Blurb wrote:Magicka is a satirical action-adventure game set in a rich fantasy world based on Norse mythology. The player assumes the role of a wizard from a sacred order tasked with stopping an evil sorcerer who has thrown the world into turmoil, his foul creations besieging the forces of good.
Players will be able to combine the elements to cast spells, wreaking havoc and devastation on the minions of darkness. They will also be able to team up with friends and fight their way through the campaign, or test their skills in the magickal arts through other challenging modes.
Magicka was released on Steam yesterday and is alleged to be full of bugs. In my experience, the single player mode is perfectly playable but could use a little tidying up. Arrowhead have claimed that they'll be releasing patches 'every 24 hours' and I've already received one, so that's positive.

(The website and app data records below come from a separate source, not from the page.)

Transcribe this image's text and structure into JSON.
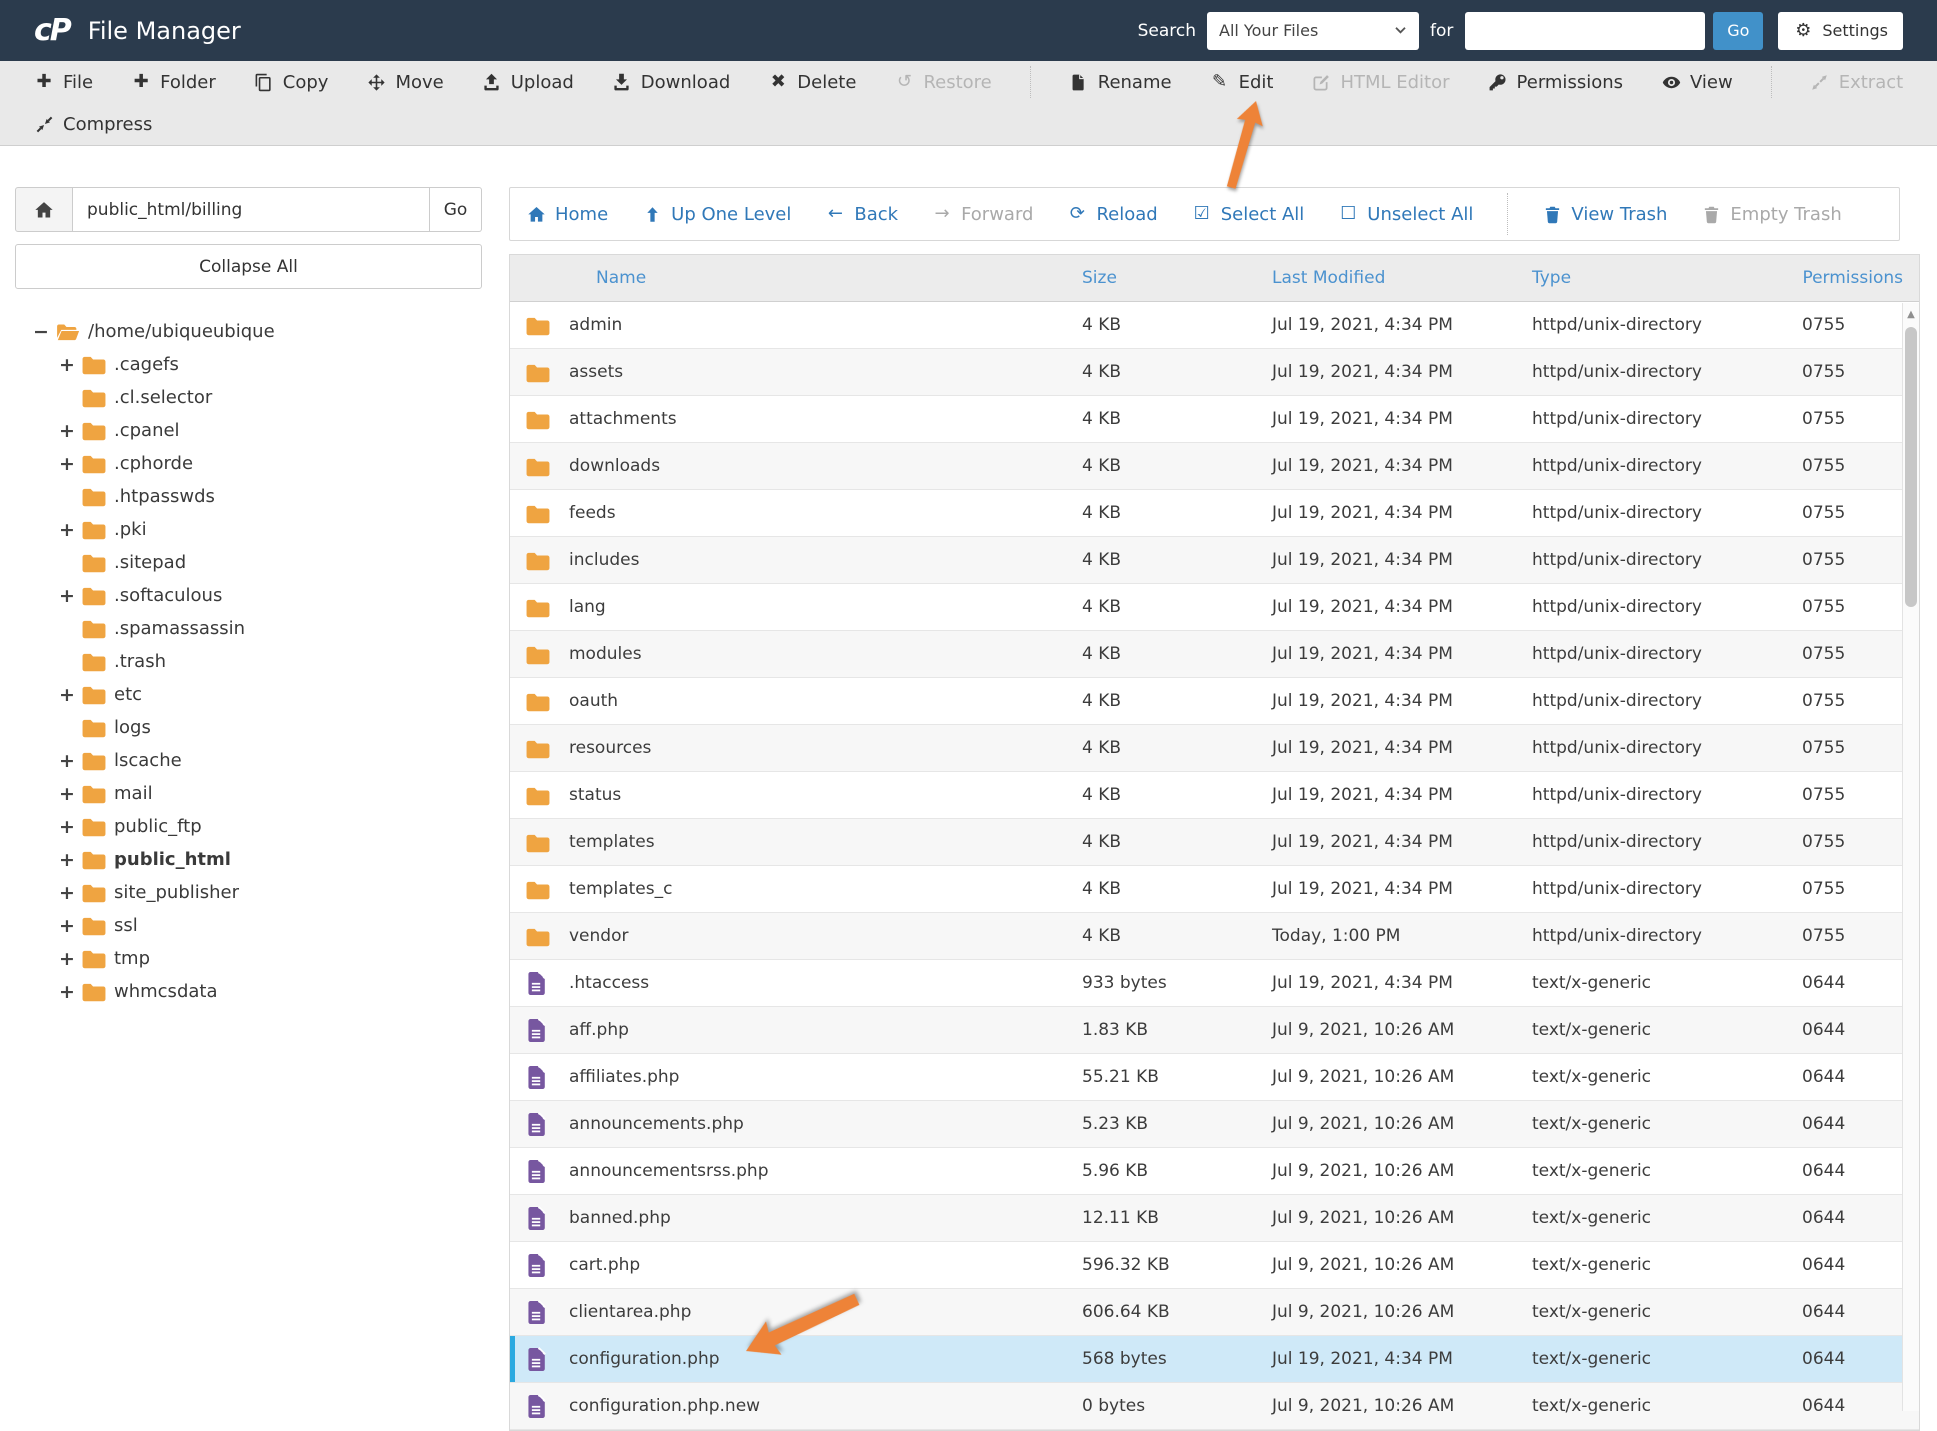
{
  "header": {
    "logo": "cP",
    "title": "File Manager",
    "search_label": "Search",
    "search_scope": "All Your Files",
    "for_label": "for",
    "search_value": "",
    "go": "Go",
    "settings": "Settings"
  },
  "toolbar": {
    "row1": [
      {
        "id": "file",
        "label": "File",
        "icon": "plus",
        "enabled": true
      },
      {
        "id": "folder",
        "label": "Folder",
        "icon": "plus",
        "enabled": true
      },
      {
        "id": "copy",
        "label": "Copy",
        "icon": "copy",
        "enabled": true
      },
      {
        "id": "move",
        "label": "Move",
        "icon": "move",
        "enabled": true
      },
      {
        "id": "upload",
        "label": "Upload",
        "icon": "upload",
        "enabled": true
      },
      {
        "id": "download",
        "label": "Download",
        "icon": "download",
        "enabled": true
      },
      {
        "id": "delete",
        "label": "Delete",
        "icon": "x",
        "enabled": true
      },
      {
        "id": "restore",
        "label": "Restore",
        "icon": "undo",
        "enabled": false
      },
      {
        "divider": true
      },
      {
        "id": "rename",
        "label": "Rename",
        "icon": "doc",
        "enabled": true
      },
      {
        "id": "edit",
        "label": "Edit",
        "icon": "pencil",
        "enabled": true
      },
      {
        "id": "html-editor",
        "label": "HTML Editor",
        "icon": "edit-square",
        "enabled": false
      },
      {
        "id": "permissions",
        "label": "Permissions",
        "icon": "key",
        "enabled": true
      },
      {
        "id": "view",
        "label": "View",
        "icon": "eye",
        "enabled": true
      },
      {
        "divider": true
      },
      {
        "id": "extract",
        "label": "Extract",
        "icon": "expand",
        "enabled": false
      }
    ],
    "row2": [
      {
        "id": "compress",
        "label": "Compress",
        "icon": "compress",
        "enabled": true
      }
    ]
  },
  "sidebar": {
    "path_value": "public_html/billing",
    "go": "Go",
    "collapse_all": "Collapse All",
    "tree": [
      {
        "label": "/home/ubiqueubique",
        "expander": "minus",
        "icon": "folder-open",
        "level": 0
      },
      {
        "label": ".cagefs",
        "expander": "plus",
        "level": 1
      },
      {
        "label": ".cl.selector",
        "expander": "none",
        "level": 1
      },
      {
        "label": ".cpanel",
        "expander": "plus",
        "level": 1
      },
      {
        "label": ".cphorde",
        "expander": "plus",
        "level": 1
      },
      {
        "label": ".htpasswds",
        "expander": "none",
        "level": 1
      },
      {
        "label": ".pki",
        "expander": "plus",
        "level": 1
      },
      {
        "label": ".sitepad",
        "expander": "none",
        "level": 1
      },
      {
        "label": ".softaculous",
        "expander": "plus",
        "level": 1
      },
      {
        "label": ".spamassassin",
        "expander": "none",
        "level": 1
      },
      {
        "label": ".trash",
        "expander": "none",
        "level": 1
      },
      {
        "label": "etc",
        "expander": "plus",
        "level": 1
      },
      {
        "label": "logs",
        "expander": "none",
        "level": 1
      },
      {
        "label": "lscache",
        "expander": "plus",
        "level": 1
      },
      {
        "label": "mail",
        "expander": "plus",
        "level": 1
      },
      {
        "label": "public_ftp",
        "expander": "plus",
        "level": 1
      },
      {
        "label": "public_html",
        "expander": "plus",
        "level": 1,
        "bold": true
      },
      {
        "label": "site_publisher",
        "expander": "plus",
        "level": 1
      },
      {
        "label": "ssl",
        "expander": "plus",
        "level": 1
      },
      {
        "label": "tmp",
        "expander": "plus",
        "level": 1
      },
      {
        "label": "whmcsdata",
        "expander": "plus",
        "level": 1
      }
    ]
  },
  "filenav": [
    {
      "id": "home",
      "label": "Home",
      "icon": "home",
      "enabled": true
    },
    {
      "id": "up-one-level",
      "label": "Up One Level",
      "icon": "up",
      "enabled": true
    },
    {
      "id": "back",
      "label": "Back",
      "icon": "left",
      "enabled": true
    },
    {
      "id": "forward",
      "label": "Forward",
      "icon": "right",
      "enabled": false
    },
    {
      "id": "reload",
      "label": "Reload",
      "icon": "reload",
      "enabled": true
    },
    {
      "id": "select-all",
      "label": "Select All",
      "icon": "check-square",
      "enabled": true
    },
    {
      "id": "unselect-all",
      "label": "Unselect All",
      "icon": "square",
      "enabled": true
    },
    {
      "divider": true
    },
    {
      "id": "view-trash",
      "label": "View Trash",
      "icon": "trash",
      "enabled": true
    },
    {
      "id": "empty-trash",
      "label": "Empty Trash",
      "icon": "trash",
      "enabled": false
    }
  ],
  "table": {
    "columns": [
      "Name",
      "Size",
      "Last Modified",
      "Type",
      "Permissions"
    ],
    "rows": [
      {
        "name": "admin",
        "icon": "folder",
        "size": "4 KB",
        "modified": "Jul 19, 2021, 4:34 PM",
        "type": "httpd/unix-directory",
        "perms": "0755"
      },
      {
        "name": "assets",
        "icon": "folder",
        "size": "4 KB",
        "modified": "Jul 19, 2021, 4:34 PM",
        "type": "httpd/unix-directory",
        "perms": "0755"
      },
      {
        "name": "attachments",
        "icon": "folder",
        "size": "4 KB",
        "modified": "Jul 19, 2021, 4:34 PM",
        "type": "httpd/unix-directory",
        "perms": "0755"
      },
      {
        "name": "downloads",
        "icon": "folder",
        "size": "4 KB",
        "modified": "Jul 19, 2021, 4:34 PM",
        "type": "httpd/unix-directory",
        "perms": "0755"
      },
      {
        "name": "feeds",
        "icon": "folder",
        "size": "4 KB",
        "modified": "Jul 19, 2021, 4:34 PM",
        "type": "httpd/unix-directory",
        "perms": "0755"
      },
      {
        "name": "includes",
        "icon": "folder",
        "size": "4 KB",
        "modified": "Jul 19, 2021, 4:34 PM",
        "type": "httpd/unix-directory",
        "perms": "0755"
      },
      {
        "name": "lang",
        "icon": "folder",
        "size": "4 KB",
        "modified": "Jul 19, 2021, 4:34 PM",
        "type": "httpd/unix-directory",
        "perms": "0755"
      },
      {
        "name": "modules",
        "icon": "folder",
        "size": "4 KB",
        "modified": "Jul 19, 2021, 4:34 PM",
        "type": "httpd/unix-directory",
        "perms": "0755"
      },
      {
        "name": "oauth",
        "icon": "folder",
        "size": "4 KB",
        "modified": "Jul 19, 2021, 4:34 PM",
        "type": "httpd/unix-directory",
        "perms": "0755"
      },
      {
        "name": "resources",
        "icon": "folder",
        "size": "4 KB",
        "modified": "Jul 19, 2021, 4:34 PM",
        "type": "httpd/unix-directory",
        "perms": "0755"
      },
      {
        "name": "status",
        "icon": "folder",
        "size": "4 KB",
        "modified": "Jul 19, 2021, 4:34 PM",
        "type": "httpd/unix-directory",
        "perms": "0755"
      },
      {
        "name": "templates",
        "icon": "folder",
        "size": "4 KB",
        "modified": "Jul 19, 2021, 4:34 PM",
        "type": "httpd/unix-directory",
        "perms": "0755"
      },
      {
        "name": "templates_c",
        "icon": "folder",
        "size": "4 KB",
        "modified": "Jul 19, 2021, 4:34 PM",
        "type": "httpd/unix-directory",
        "perms": "0755"
      },
      {
        "name": "vendor",
        "icon": "folder",
        "size": "4 KB",
        "modified": "Today, 1:00 PM",
        "type": "httpd/unix-directory",
        "perms": "0755"
      },
      {
        "name": ".htaccess",
        "icon": "file",
        "size": "933 bytes",
        "modified": "Jul 19, 2021, 4:34 PM",
        "type": "text/x-generic",
        "perms": "0644"
      },
      {
        "name": "aff.php",
        "icon": "file",
        "size": "1.83 KB",
        "modified": "Jul 9, 2021, 10:26 AM",
        "type": "text/x-generic",
        "perms": "0644"
      },
      {
        "name": "affiliates.php",
        "icon": "file",
        "size": "55.21 KB",
        "modified": "Jul 9, 2021, 10:26 AM",
        "type": "text/x-generic",
        "perms": "0644"
      },
      {
        "name": "announcements.php",
        "icon": "file",
        "size": "5.23 KB",
        "modified": "Jul 9, 2021, 10:26 AM",
        "type": "text/x-generic",
        "perms": "0644"
      },
      {
        "name": "announcementsrss.php",
        "icon": "file",
        "size": "5.96 KB",
        "modified": "Jul 9, 2021, 10:26 AM",
        "type": "text/x-generic",
        "perms": "0644"
      },
      {
        "name": "banned.php",
        "icon": "file",
        "size": "12.11 KB",
        "modified": "Jul 9, 2021, 10:26 AM",
        "type": "text/x-generic",
        "perms": "0644"
      },
      {
        "name": "cart.php",
        "icon": "file",
        "size": "596.32 KB",
        "modified": "Jul 9, 2021, 10:26 AM",
        "type": "text/x-generic",
        "perms": "0644"
      },
      {
        "name": "clientarea.php",
        "icon": "file",
        "size": "606.64 KB",
        "modified": "Jul 9, 2021, 10:26 AM",
        "type": "text/x-generic",
        "perms": "0644"
      },
      {
        "name": "configuration.php",
        "icon": "file",
        "size": "568 bytes",
        "modified": "Jul 19, 2021, 4:34 PM",
        "type": "text/x-generic",
        "perms": "0644",
        "selected": true
      },
      {
        "name": "configuration.php.new",
        "icon": "file",
        "size": "0 bytes",
        "modified": "Jul 9, 2021, 10:26 AM",
        "type": "text/x-generic",
        "perms": "0644"
      }
    ]
  },
  "annotations": {
    "arrows": [
      {
        "id": "edit-arrow",
        "points_to": "Edit toolbar button"
      },
      {
        "id": "configuration-arrow",
        "points_to": "configuration.php row"
      }
    ]
  },
  "colors": {
    "header_bg": "#2b3b4d",
    "toolbar_bg": "#e9e9e9",
    "link_blue": "#3078b8",
    "table_header_blue": "#4b92cf",
    "go_button_blue": "#4191c9",
    "folder_orange": "#efa441",
    "file_purple": "#7757a0",
    "selected_row_bg": "#cfe9f8",
    "selected_row_border": "#2aa9e0",
    "arrow_orange": "#ee8338",
    "disabled_gray": "#b5b5b5"
  }
}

The game itself is action-oriented and I'd call it hack'n'slash if it weren't for all the magic. Each of up to four players plays co-operatively as a little cartoonish mage in a robe, wielding eight basic elements that can be combined to create a few other elements and a much greater number of spells. It's the spell system that really sells the game. Each cast spell can be made up from up to five elements then cast out, cast on oneself, cast as an area effect around the mage, transferred to ones' weapon and used as part of an attack or, in a small number of specific cases, used to cast a specific pre-made spell such as Haste. The results are creative, varied and often surprising. Fire alone will spit forth a small cone of fire. Earth alone will launch a small rock projectile. Fire & Earth combined will launch a fireball. Perhaps most amusing of all, it's quite easy to mess up and kill yourself - not because some combinations are implicitly bad, but because of the circumstances under which they're cast. While your character is wet, attempting to combine lightning will zap you; using fire on yourself will dry you off; using cold on yourself will freeze you.

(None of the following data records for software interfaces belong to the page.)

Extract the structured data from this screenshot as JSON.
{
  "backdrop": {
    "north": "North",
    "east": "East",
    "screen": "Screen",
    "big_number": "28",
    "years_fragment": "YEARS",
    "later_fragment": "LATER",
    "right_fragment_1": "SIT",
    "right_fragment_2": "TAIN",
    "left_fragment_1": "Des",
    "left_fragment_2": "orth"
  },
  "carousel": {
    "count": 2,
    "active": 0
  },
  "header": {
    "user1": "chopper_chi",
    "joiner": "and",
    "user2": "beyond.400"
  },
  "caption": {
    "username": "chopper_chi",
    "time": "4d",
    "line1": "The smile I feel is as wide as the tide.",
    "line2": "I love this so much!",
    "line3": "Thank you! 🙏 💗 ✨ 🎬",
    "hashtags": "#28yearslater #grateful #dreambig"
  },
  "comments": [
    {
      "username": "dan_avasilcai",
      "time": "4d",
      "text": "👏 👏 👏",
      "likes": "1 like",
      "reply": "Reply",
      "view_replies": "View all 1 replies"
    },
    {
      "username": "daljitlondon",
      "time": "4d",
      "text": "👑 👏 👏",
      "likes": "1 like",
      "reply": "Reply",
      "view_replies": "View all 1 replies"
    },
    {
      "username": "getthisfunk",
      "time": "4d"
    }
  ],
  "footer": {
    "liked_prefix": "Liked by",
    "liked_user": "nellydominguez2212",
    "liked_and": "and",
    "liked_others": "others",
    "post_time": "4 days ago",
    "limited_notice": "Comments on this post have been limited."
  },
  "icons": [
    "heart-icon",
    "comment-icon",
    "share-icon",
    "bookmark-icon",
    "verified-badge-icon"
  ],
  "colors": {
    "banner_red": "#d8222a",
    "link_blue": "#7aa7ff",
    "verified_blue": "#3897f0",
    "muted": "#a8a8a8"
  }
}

The spell components aren't necessarily balanced for the situations you'll find yourself in and I tend to use some far more often than others, but they each provide different effects that are useful in almost all battles, to varying degrees. Much of the fun comes from trying out new combinations and it's always enjoyable to find a new mechanism for keeping yourself alive longer than your enemies. Some druids I fought kept making it rain so I couldn't set fire to their treant creatures, but the game allowed me to counter this with a dispel-like effect... or by killing the druids first.

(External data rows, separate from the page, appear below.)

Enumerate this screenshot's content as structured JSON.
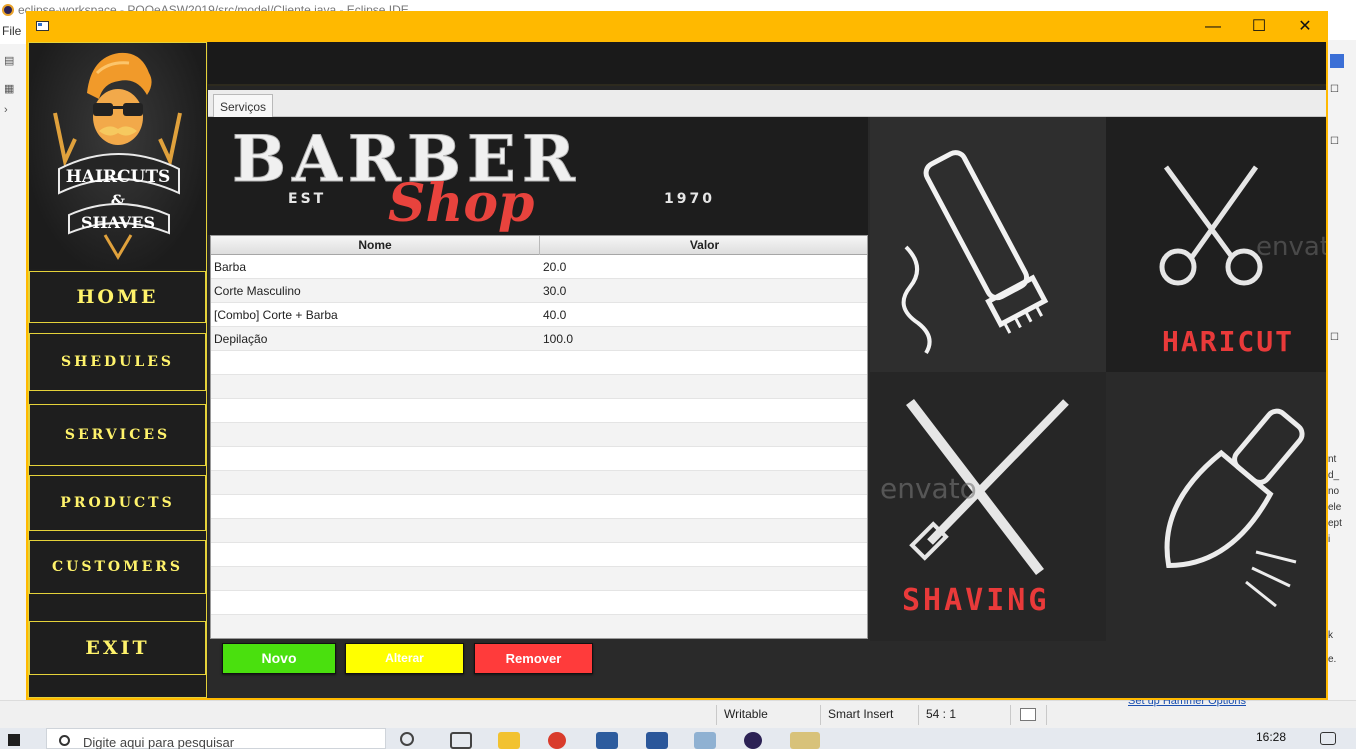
{
  "eclipse": {
    "title": "eclipse-workspace - POOeASW2019/src/model/Cliente.java - Eclipse IDE",
    "menu_file": "File",
    "status": {
      "writable": "Writable",
      "insert_mode": "Smart Insert",
      "position": "54 : 1"
    },
    "right_snippets": [
      "nt",
      "d_",
      "no",
      "ele",
      "ept",
      "i",
      "k",
      "e."
    ],
    "hint_link": "Set up Hammer Options"
  },
  "taskbar": {
    "search_placeholder": "Digite aqui para pesquisar",
    "clock": "16:28"
  },
  "app": {
    "window_controls": {
      "minimize": "—",
      "maximize": "☐",
      "close": "✕"
    },
    "logo": {
      "line1": "HAIRCUTS",
      "amp": "&",
      "line2": "SHAVES"
    },
    "nav": [
      {
        "label": "HOME"
      },
      {
        "label": "SHEDULES"
      },
      {
        "label": "SERVICES"
      },
      {
        "label": "PRODUCTS"
      },
      {
        "label": "CUSTOMERS"
      },
      {
        "label": "EXIT"
      }
    ],
    "tab": "Serviços",
    "banner": {
      "title": "BARBER",
      "script": "Shop",
      "est": "EST",
      "year": "1970"
    },
    "tiles": {
      "haircut": "HARICUT",
      "shaving": "SHAVING",
      "watermark": "envato"
    },
    "table": {
      "columns": [
        "Nome",
        "Valor"
      ],
      "rows": [
        [
          "Barba",
          "20.0"
        ],
        [
          "Corte Masculino",
          "30.0"
        ],
        [
          "[Combo] Corte + Barba",
          "40.0"
        ],
        [
          "Depilação",
          "100.0"
        ]
      ]
    },
    "buttons": {
      "novo": "Novo",
      "alterar": "Alterar",
      "remover": "Remover"
    },
    "colors": {
      "accent": "#ffb900",
      "nav_text": "#fff36b",
      "novo": "#4ae00e",
      "alterar": "#ffff00",
      "remover": "#ff3b3b"
    }
  }
}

This isn't an RPG in the traditional sense; the game is made up of linear levels and while you can find new staves to cast with, new weapons to fight with and new spells for the spellbook, further increasing the possibilities for combos, there's no other inventory or form of character progression. Still, the storyline is fun and easy, albeit a little heavy on the popular culture quotes, and it looks as though it'll offer good playtime and replayability for the £7.99 I spent.